- I was present in my conversations with people (not thinking about other things or about ideas for a potential post). Even at random places such as on line at the grocery store, I was conversational with the checkout person instead of checking my phone.
- My creative juices were flowing. After finishing a final exam one day, I was leisurely biking around the neighborhood with no destination (something I would never have time to do or even think to do) and was in the moment - noticing houses I've never seen before, smelling the river and fresh cut grass etc., when I decided that with my extra time I was going to bike up to the beach. Although the beach is only 3 miles away, it hadn't crossed my mind once any other time all summer to do this. I'm not sure if it was because a lack of time or because my mind creatively wasn't thinking of new experiences but it ended up being the most relaxing ride over, the most peaceful time reading a book at the beach without checking my phone, and lead to the idea for Bryan and I to bike up for sunrise in the morning before work which we've been doing a few times a week ever since. I truly think that if I did not take this hiatus, we wouldn't be having these special sunrise rides to the beach because my mind would have been cluttered.
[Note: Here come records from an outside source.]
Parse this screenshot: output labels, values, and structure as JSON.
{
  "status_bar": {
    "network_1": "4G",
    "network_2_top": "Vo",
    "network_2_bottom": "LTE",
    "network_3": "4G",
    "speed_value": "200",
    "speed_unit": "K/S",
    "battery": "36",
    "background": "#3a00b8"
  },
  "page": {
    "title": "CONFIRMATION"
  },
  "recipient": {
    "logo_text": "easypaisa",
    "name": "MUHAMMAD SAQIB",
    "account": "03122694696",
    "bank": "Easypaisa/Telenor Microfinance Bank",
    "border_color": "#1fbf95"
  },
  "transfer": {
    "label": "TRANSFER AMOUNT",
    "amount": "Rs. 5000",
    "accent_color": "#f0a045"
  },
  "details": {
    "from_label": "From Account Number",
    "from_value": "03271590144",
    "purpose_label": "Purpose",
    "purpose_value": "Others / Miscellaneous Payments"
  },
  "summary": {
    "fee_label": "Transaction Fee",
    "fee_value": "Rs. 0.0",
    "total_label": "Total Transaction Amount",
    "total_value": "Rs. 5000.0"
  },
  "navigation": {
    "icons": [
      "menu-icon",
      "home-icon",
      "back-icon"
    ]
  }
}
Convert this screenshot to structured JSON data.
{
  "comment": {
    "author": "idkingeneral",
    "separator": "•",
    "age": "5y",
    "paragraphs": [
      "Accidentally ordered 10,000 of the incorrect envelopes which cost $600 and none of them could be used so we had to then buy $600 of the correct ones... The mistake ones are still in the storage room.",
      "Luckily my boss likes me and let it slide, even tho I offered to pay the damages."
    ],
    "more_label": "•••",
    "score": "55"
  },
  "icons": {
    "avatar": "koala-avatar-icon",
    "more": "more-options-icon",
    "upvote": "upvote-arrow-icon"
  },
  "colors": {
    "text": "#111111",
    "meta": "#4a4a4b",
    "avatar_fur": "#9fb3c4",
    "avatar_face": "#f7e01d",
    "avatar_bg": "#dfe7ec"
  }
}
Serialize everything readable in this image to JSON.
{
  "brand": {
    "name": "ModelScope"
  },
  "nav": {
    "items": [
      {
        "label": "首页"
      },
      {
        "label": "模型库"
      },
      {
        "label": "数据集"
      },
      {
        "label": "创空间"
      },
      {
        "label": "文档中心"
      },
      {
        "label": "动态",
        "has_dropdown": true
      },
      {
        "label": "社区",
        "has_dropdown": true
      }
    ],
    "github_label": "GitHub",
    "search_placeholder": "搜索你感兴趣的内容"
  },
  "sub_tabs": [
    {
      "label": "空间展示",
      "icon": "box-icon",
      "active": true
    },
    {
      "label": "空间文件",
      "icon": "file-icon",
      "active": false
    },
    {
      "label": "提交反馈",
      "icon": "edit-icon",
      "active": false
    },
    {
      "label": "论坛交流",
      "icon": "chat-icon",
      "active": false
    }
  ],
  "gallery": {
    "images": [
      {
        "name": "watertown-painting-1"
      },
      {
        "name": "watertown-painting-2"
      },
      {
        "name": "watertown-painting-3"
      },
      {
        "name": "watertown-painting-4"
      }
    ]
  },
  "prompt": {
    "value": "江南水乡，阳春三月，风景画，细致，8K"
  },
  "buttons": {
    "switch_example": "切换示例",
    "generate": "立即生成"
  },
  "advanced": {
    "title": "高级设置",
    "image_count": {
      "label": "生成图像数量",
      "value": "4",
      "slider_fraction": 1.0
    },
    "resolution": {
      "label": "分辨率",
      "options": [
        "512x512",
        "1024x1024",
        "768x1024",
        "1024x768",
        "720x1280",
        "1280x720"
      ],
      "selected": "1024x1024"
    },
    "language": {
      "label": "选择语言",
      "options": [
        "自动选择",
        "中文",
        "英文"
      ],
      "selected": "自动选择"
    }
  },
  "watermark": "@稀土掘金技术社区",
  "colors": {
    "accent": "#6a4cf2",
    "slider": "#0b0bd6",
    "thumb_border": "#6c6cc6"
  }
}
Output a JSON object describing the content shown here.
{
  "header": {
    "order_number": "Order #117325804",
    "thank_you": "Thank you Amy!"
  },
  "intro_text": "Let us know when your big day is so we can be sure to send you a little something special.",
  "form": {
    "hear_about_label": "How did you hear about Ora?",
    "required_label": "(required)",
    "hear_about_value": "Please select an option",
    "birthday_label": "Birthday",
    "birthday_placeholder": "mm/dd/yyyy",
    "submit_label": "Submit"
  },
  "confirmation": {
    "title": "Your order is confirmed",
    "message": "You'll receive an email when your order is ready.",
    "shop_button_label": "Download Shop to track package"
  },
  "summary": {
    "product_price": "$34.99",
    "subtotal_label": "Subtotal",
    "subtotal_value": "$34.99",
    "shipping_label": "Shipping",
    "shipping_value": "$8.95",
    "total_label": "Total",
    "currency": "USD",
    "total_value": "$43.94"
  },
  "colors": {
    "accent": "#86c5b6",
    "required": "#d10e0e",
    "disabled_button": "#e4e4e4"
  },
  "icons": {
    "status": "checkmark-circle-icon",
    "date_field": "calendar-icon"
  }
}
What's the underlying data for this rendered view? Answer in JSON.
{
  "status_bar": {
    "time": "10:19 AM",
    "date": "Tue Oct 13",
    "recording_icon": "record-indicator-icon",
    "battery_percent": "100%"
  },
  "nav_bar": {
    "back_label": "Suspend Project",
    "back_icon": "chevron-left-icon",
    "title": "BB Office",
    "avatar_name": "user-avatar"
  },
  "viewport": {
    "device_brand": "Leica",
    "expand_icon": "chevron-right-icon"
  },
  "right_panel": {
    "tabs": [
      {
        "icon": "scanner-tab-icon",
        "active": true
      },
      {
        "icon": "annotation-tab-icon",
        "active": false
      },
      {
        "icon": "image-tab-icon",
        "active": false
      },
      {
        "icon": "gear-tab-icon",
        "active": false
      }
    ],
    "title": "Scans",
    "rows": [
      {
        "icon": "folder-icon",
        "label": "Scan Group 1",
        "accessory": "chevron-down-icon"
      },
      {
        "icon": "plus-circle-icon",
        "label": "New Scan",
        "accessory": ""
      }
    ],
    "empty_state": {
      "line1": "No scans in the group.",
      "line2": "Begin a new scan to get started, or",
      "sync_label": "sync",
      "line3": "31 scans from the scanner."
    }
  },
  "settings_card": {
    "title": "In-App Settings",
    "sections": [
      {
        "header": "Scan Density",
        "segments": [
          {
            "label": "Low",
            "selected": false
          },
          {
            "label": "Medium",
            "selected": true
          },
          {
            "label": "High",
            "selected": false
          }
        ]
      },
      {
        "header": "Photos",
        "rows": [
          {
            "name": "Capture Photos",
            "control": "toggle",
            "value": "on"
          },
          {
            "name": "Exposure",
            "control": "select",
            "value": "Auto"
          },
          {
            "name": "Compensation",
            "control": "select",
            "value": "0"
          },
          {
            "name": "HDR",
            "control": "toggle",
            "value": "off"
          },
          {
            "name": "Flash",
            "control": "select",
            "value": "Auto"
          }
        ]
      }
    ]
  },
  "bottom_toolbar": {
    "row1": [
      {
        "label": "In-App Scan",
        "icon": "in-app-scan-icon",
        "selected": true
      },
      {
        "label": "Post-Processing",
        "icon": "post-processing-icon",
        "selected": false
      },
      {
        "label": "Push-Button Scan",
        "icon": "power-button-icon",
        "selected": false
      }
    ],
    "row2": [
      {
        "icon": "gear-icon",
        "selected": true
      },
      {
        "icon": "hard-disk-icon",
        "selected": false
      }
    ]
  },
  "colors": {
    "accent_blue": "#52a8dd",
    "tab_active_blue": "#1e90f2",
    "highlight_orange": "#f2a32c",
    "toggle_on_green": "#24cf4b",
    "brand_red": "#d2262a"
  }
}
- I had more time - for my husband, my studies, for meditating and for reading. I even wrote a blog post for the first time in forever!
- I realized that with almost everything I did, I was thinking of ways to turn it into content. I noticed this the most during a yoga class where instead of thinking about remembering poses to post about after class or something the teacher said that stuck with me, I instead was just fully present with my breath and movement without thinking about the future. This also made me question why I feel the need to post the things I post. Why do I want to post my matcha on my story every day? Isn't that repetitive? Is it because I want people to know that I love matcha (which they definitely already know) or because I might have new followers that don't know I love matcha or because I want people to start drinking matcha a coffee alternative like I do to eliminate the crash and anxiety that coffee gives me? I really dug into these (somewhat ridiculous) "whys" which made me circle back to the reason I originally started blogging. I think that over time I've strayed away from my vision which is to help people live a healthier life, to inspire, to educate, and to entertain. I learned that while I want to share my experiences, I also want to make sure that there is a why behind them and that they are aligned with this mission.
Clearly, I learned a lot from just a few days of removing an app from my phone. I don't think it would serve me and my purpose to completely remove instagram from my life (although I can't say I won't change my mind on that one day). I do see the benefits of being able to express myself creatively and to inspire but I also know that these one week breaks could be very beneficial for me to take a step back, reflect and reset and I plan to add them in whenever I feel necessary (I'm thinking once a month). If you're on the gram way more than you think you should be, I encourage you to try a hiatus and see what you learn :)